The two-part proposal adds new language that enhances the definition of “snagging” or “snatch hooking” that applies statewide, and prohibits the use and possession of gear rigged with a bottom-weighed hook in Boca Grande Pass. The changes go into effect Nov. 1.
“The actions taken today by the Commission represent a historic move to further protect this iconic fish,” said Commissioner Kenneth Wright. “One day, there will be a chapter on these conservation measures in a book on proactive fishery protection.”
The first part of the adopted changes include adding language to the snagging definition to prohibit catching or attempting to catch tarpon that have not been attracted or enticed to strike an angler’s gear. This change will apply to tarpon fishing statewide. The current definition for snagging or snatch-hooking is the intentional catch of a fish by any device intended to impale or hook the fish by any part of its body other than the mouth.
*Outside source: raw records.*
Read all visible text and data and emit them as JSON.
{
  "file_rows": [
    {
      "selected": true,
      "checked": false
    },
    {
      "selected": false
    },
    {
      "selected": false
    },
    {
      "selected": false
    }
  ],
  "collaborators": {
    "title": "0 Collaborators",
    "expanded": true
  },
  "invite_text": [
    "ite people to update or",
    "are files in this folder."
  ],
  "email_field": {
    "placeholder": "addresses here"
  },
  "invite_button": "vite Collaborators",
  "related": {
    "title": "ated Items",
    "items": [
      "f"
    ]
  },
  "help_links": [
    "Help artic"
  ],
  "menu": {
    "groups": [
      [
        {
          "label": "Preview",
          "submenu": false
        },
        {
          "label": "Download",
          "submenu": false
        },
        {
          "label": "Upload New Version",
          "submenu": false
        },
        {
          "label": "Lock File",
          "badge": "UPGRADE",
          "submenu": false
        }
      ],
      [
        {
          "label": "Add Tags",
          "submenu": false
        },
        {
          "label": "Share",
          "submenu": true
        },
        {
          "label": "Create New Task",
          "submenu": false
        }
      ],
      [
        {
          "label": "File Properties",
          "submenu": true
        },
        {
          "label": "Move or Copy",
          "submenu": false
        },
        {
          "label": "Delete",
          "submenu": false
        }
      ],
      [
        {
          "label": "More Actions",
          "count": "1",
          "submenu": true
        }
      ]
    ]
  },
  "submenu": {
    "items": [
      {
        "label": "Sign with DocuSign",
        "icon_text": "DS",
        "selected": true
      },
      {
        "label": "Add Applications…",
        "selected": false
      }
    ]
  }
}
The second part of the proposal prohibits fishing with gear that has a weight attached to a hook, artificial fly or lure in such a way that the weight hangs lower than the hook when the line or leader is suspended vertically from the rod. This change will apply to fishing for all species year-round within Boca Grande Pass. If this gear is on board a fishing vessel while inside the boundaries of the pass, it cannot be attached to any rod, line or leader and must be stowed. This change will further reduce the likelihood that tarpon in Boca Grande Pass will be snagged.
Groups such as the Bonefish and Tarpon Trust (BTT) spoke out in favor of the ban and support the 7-0 vote. BTT’s Dr. Aaron Adams attended the meeting and gave his opinion about why the jig should be banned. The Boca Grande Pass-Charlotte Harbor estuary is a unique place and an essential pre-spawn and post-spawn area for adult tarpon in the area, he said. It appears that the vertical jigging method alters tarpon behavior as they are gathered in their pre and post-spawn groups, which could have detrimental long-term effects on tarpon populations.
“These new regulations, along with the recently enacted regulations making tarpon catch-and-release only in the state of Florida, are important steps in protecting tarpon for future generations,” said BTT Chairman Tom Davidson. “Many thanks to everyone who weighed in to achieve these positive results, and to the FWC for setting a positive example for the rest of the country.”